■ **Exercise requirements**
Please copy out each line of the entries in which "title" appears.

■ **Records from a dataset**
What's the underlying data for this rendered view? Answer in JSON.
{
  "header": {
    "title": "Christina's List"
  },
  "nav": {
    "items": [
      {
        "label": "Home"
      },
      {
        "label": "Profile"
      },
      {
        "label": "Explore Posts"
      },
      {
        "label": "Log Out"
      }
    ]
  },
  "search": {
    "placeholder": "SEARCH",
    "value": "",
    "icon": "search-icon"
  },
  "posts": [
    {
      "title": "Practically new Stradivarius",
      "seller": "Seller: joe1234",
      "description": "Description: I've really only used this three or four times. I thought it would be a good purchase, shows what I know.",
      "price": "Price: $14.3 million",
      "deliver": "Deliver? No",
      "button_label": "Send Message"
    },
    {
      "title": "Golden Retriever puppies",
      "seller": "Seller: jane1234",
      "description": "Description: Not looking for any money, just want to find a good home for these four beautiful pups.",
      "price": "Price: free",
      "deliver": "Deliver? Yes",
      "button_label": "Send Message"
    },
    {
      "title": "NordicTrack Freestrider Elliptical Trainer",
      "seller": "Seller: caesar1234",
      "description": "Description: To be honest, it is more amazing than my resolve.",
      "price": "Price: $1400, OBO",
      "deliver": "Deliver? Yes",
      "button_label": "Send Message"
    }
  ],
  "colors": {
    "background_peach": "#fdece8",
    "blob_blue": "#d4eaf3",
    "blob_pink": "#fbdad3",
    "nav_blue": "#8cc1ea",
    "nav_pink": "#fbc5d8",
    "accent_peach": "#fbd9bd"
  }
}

■ **Output of the task**
    "title": "Christina's List"
      "title": "Practically new Stradivarius",
      "title": "Golden Retriever puppies",
      "title": "NordicTrack Freestrider Elliptical Trainer",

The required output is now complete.